(Data entries)

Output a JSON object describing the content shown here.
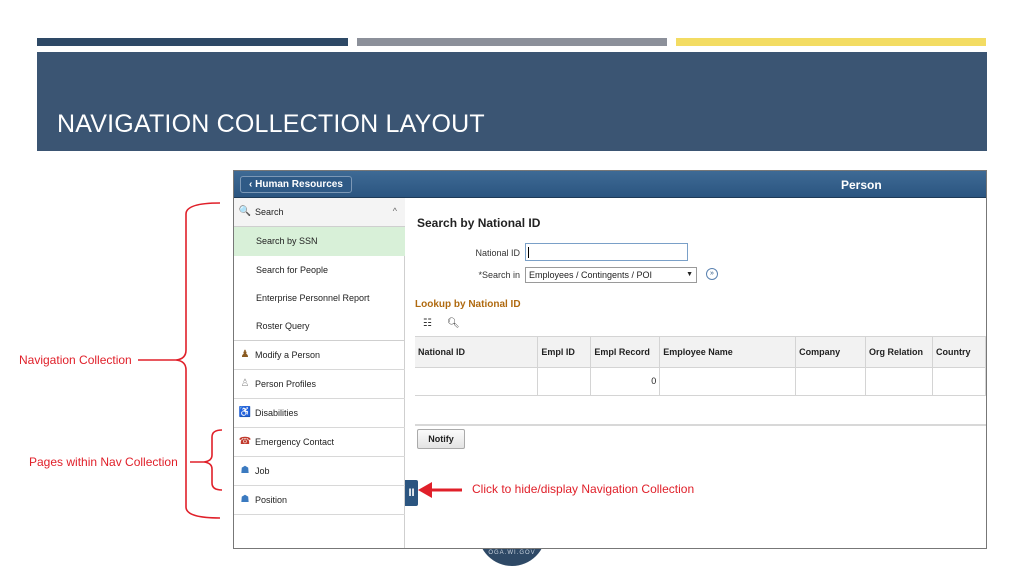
{
  "slide": {
    "title": "NAVIGATION COLLECTION LAYOUT",
    "colors": {
      "bar_navy": "#2e4966",
      "bar_gray": "#8c909a",
      "bar_yellow": "#f3dc63",
      "header_bg": "#3b5573",
      "annotation_red": "#e0202a"
    }
  },
  "app": {
    "back_button": "Human Resources",
    "back_icon": "chevron-left-icon",
    "page_name": "Person"
  },
  "nav": {
    "search_folder": {
      "label": "Search",
      "icon": "search-folder-icon"
    },
    "search_items": [
      "Search by SSN",
      "Search for People",
      "Enterprise Personnel Report",
      "Roster Query"
    ],
    "items": [
      {
        "label": "Modify a Person",
        "icon": "person-edit-icon"
      },
      {
        "label": "Person Profiles",
        "icon": "person-profile-icon"
      },
      {
        "label": "Disabilities",
        "icon": "disabilities-icon"
      },
      {
        "label": "Emergency Contact",
        "icon": "emergency-contact-icon"
      },
      {
        "label": "Job",
        "icon": "job-icon"
      },
      {
        "label": "Position",
        "icon": "position-icon"
      }
    ]
  },
  "main": {
    "title": "Search by National ID",
    "national_id_label": "National ID",
    "search_in_label": "*Search in",
    "search_in_value": "Employees / Contingents / POI",
    "lookup_title": "Lookup by National ID",
    "columns": [
      "National ID",
      "Empl ID",
      "Empl Record",
      "Employee Name",
      "Company",
      "Org Relation",
      "Country"
    ],
    "row": [
      "",
      "",
      "0",
      "",
      "",
      "",
      ""
    ],
    "notify_label": "Notify"
  },
  "annotations": {
    "nav_collection": "Navigation Collection",
    "pages_within": "Pages within Nav Collection",
    "hide_display": "Click to hide/display Navigation Collection"
  },
  "seal": {
    "text": "OGA.WI.GOV"
  }
}
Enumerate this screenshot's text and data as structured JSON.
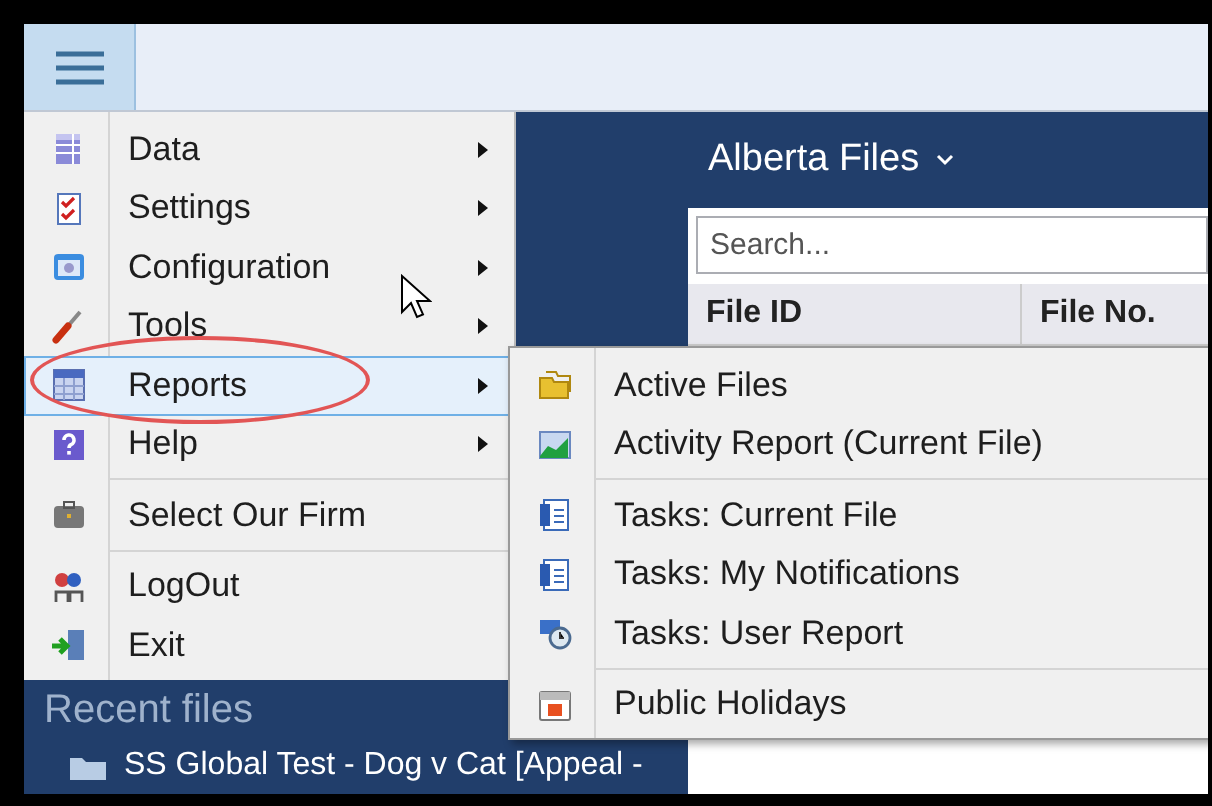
{
  "main_menu": {
    "groups": [
      {
        "items": [
          {
            "label": "Data",
            "has_submenu": true,
            "selected": false
          },
          {
            "label": "Settings",
            "has_submenu": true,
            "selected": false
          },
          {
            "label": "Configuration",
            "has_submenu": true,
            "selected": false
          },
          {
            "label": "Tools",
            "has_submenu": true,
            "selected": false
          },
          {
            "label": "Reports",
            "has_submenu": true,
            "selected": true
          },
          {
            "label": "Help",
            "has_submenu": true,
            "selected": false
          }
        ]
      },
      {
        "items": [
          {
            "label": "Select Our Firm",
            "has_submenu": false,
            "selected": false
          }
        ]
      },
      {
        "items": [
          {
            "label": "LogOut",
            "has_submenu": false,
            "selected": false
          },
          {
            "label": "Exit",
            "has_submenu": false,
            "selected": false
          }
        ]
      }
    ]
  },
  "reports_submenu": {
    "groups": [
      {
        "items": [
          {
            "label": "Active Files",
            "has_submenu": false,
            "selected": false
          },
          {
            "label": "Activity Report (Current File)",
            "has_submenu": false,
            "selected": false
          }
        ]
      },
      {
        "items": [
          {
            "label": "Tasks: Current File",
            "has_submenu": false,
            "selected": false
          },
          {
            "label": "Tasks: My Notifications",
            "has_submenu": false,
            "selected": false
          },
          {
            "label": "Tasks: User Report",
            "has_submenu": false,
            "selected": false
          }
        ]
      },
      {
        "items": [
          {
            "label": "Public Holidays",
            "has_submenu": false,
            "selected": false
          }
        ]
      }
    ]
  },
  "files_panel": {
    "title": "Alberta Files",
    "search": {
      "placeholder": "Search..."
    },
    "table": {
      "columns": [
        "File ID",
        "File No."
      ]
    }
  },
  "recent_files": {
    "title": "Recent files",
    "items": [
      "SS Global Test - Dog v Cat [Appeal -"
    ]
  }
}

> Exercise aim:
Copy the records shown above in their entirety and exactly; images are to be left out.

> Response:
Output a JSON object describing the content shown here.
{
  "slide": {
    "title": "NAVIGATION COLLECTION LAYOUT",
    "colors": {
      "bar_navy": "#2e4966",
      "bar_gray": "#8c909a",
      "bar_yellow": "#f3dc63",
      "header_bg": "#3b5573",
      "annotation_red": "#e0202a"
    }
  },
  "app": {
    "back_button": "Human Resources",
    "back_icon": "chevron-left-icon",
    "page_name": "Person"
  },
  "nav": {
    "search_folder": {
      "label": "Search",
      "icon": "search-folder-icon"
    },
    "search_items": [
      "Search by SSN",
      "Search for People",
      "Enterprise Personnel Report",
      "Roster Query"
    ],
    "items": [
      {
        "label": "Modify a Person",
        "icon": "person-edit-icon"
      },
      {
        "label": "Person Profiles",
        "icon": "person-profile-icon"
      },
      {
        "label": "Disabilities",
        "icon": "disabilities-icon"
      },
      {
        "label": "Emergency Contact",
        "icon": "emergency-contact-icon"
      },
      {
        "label": "Job",
        "icon": "job-icon"
      },
      {
        "label": "Position",
        "icon": "position-icon"
      }
    ]
  },
  "main": {
    "title": "Search by National ID",
    "national_id_label": "National ID",
    "search_in_label": "*Search in",
    "search_in_value": "Employees / Contingents / POI",
    "lookup_title": "Lookup by National ID",
    "columns": [
      "National ID",
      "Empl ID",
      "Empl Record",
      "Employee Name",
      "Company",
      "Org Relation",
      "Country"
    ],
    "row": [
      "",
      "",
      "0",
      "",
      "",
      "",
      ""
    ],
    "notify_label": "Notify"
  },
  "annotations": {
    "nav_collection": "Navigation Collection",
    "pages_within": "Pages within Nav Collection",
    "hide_display": "Click to hide/display Navigation Collection"
  },
  "seal": {
    "text": "OGA.WI.GOV"
  }
}
Enumerate this screenshot's text and data as structured JSON.
{
  "main_menu": {
    "groups": [
      {
        "items": [
          {
            "label": "Data",
            "has_submenu": true,
            "selected": false
          },
          {
            "label": "Settings",
            "has_submenu": true,
            "selected": false
          },
          {
            "label": "Configuration",
            "has_submenu": true,
            "selected": false
          },
          {
            "label": "Tools",
            "has_submenu": true,
            "selected": false
          },
          {
            "label": "Reports",
            "has_submenu": true,
            "selected": true
          },
          {
            "label": "Help",
            "has_submenu": true,
            "selected": false
          }
        ]
      },
      {
        "items": [
          {
            "label": "Select Our Firm",
            "has_submenu": false,
            "selected": false
          }
        ]
      },
      {
        "items": [
          {
            "label": "LogOut",
            "has_submenu": false,
            "selected": false
          },
          {
            "label": "Exit",
            "has_submenu": false,
            "selected": false
          }
        ]
      }
    ]
  },
  "reports_submenu": {
    "groups": [
      {
        "items": [
          {
            "label": "Active Files",
            "has_submenu": false,
            "selected": false
          },
          {
            "label": "Activity Report (Current File)",
            "has_submenu": false,
            "selected": false
          }
        ]
      },
      {
        "items": [
          {
            "label": "Tasks: Current File",
            "has_submenu": false,
            "selected": false
          },
          {
            "label": "Tasks: My Notifications",
            "has_submenu": false,
            "selected": false
          },
          {
            "label": "Tasks: User Report",
            "has_submenu": false,
            "selected": false
          }
        ]
      },
      {
        "items": [
          {
            "label": "Public Holidays",
            "has_submenu": false,
            "selected": false
          }
        ]
      }
    ]
  },
  "files_panel": {
    "title": "Alberta Files",
    "search": {
      "placeholder": "Search..."
    },
    "table": {
      "columns": [
        "File ID",
        "File No."
      ]
    }
  },
  "recent_files": {
    "title": "Recent files",
    "items": [
      "SS Global Test - Dog v Cat [Appeal -"
    ]
  }
}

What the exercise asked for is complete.